Top of MATERIAL FOR THIS TASK
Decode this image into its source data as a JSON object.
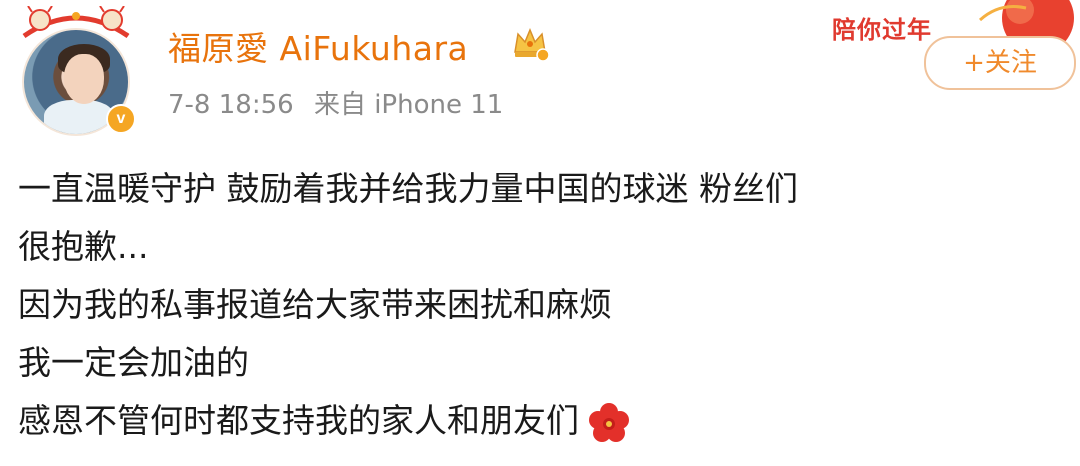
{
  "header": {
    "username": "福原愛 AiFukuhara",
    "timestamp": "7-8 18:56",
    "source": "来自 iPhone 11",
    "verified_mark": "v",
    "follow_label": "+关注",
    "banner_text": "陪你过年"
  },
  "post": {
    "lines": [
      "一直温暖守护 鼓励着我并给我力量中国的球迷 粉丝们",
      "很抱歉...",
      "因为我的私事报道给大家带来困扰和麻烦",
      "我一定会加油的",
      "感恩不管何时都支持我的家人和朋友们"
    ]
  },
  "icons": {
    "crown": "crown-badge-icon",
    "verified": "verified-icon",
    "flower": "red-flower-emoji-icon"
  },
  "colors": {
    "username": "#e8730c",
    "meta": "#8a8a8a",
    "follow_border": "#f0c29a",
    "follow_text": "#f08a2c",
    "verified": "#f5a623",
    "banner": "#e03a2f"
  }
}
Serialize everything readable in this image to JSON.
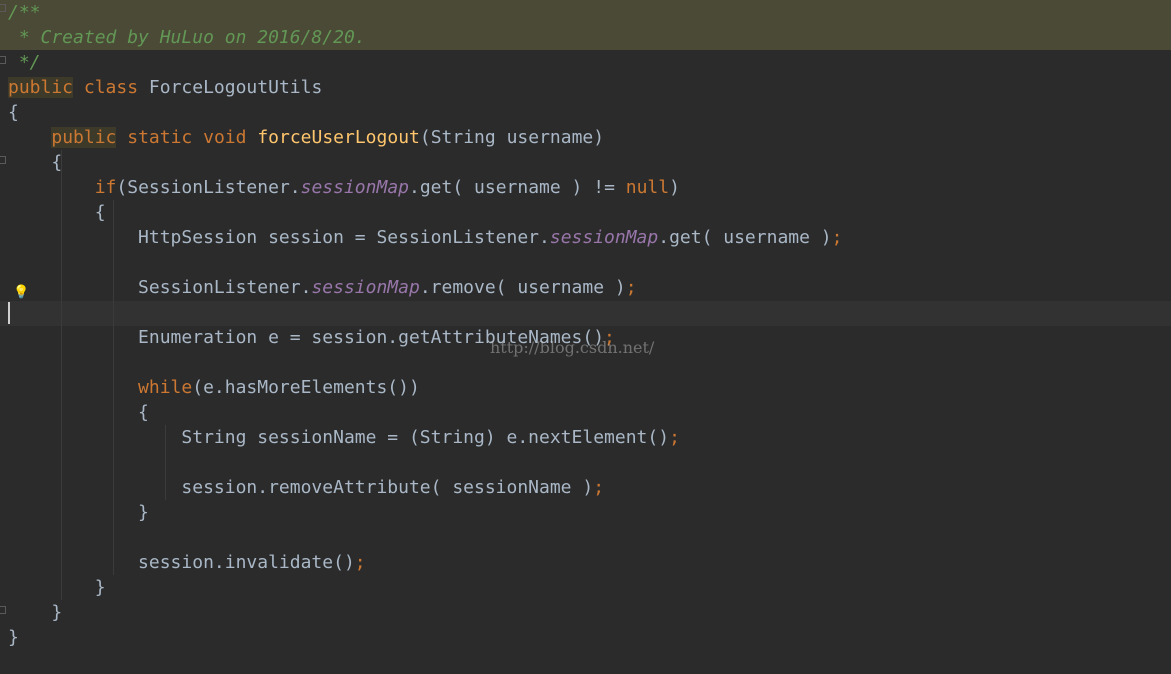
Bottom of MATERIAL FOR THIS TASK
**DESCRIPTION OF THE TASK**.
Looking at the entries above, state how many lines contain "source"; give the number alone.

**SOLVED EXERCISE**.
2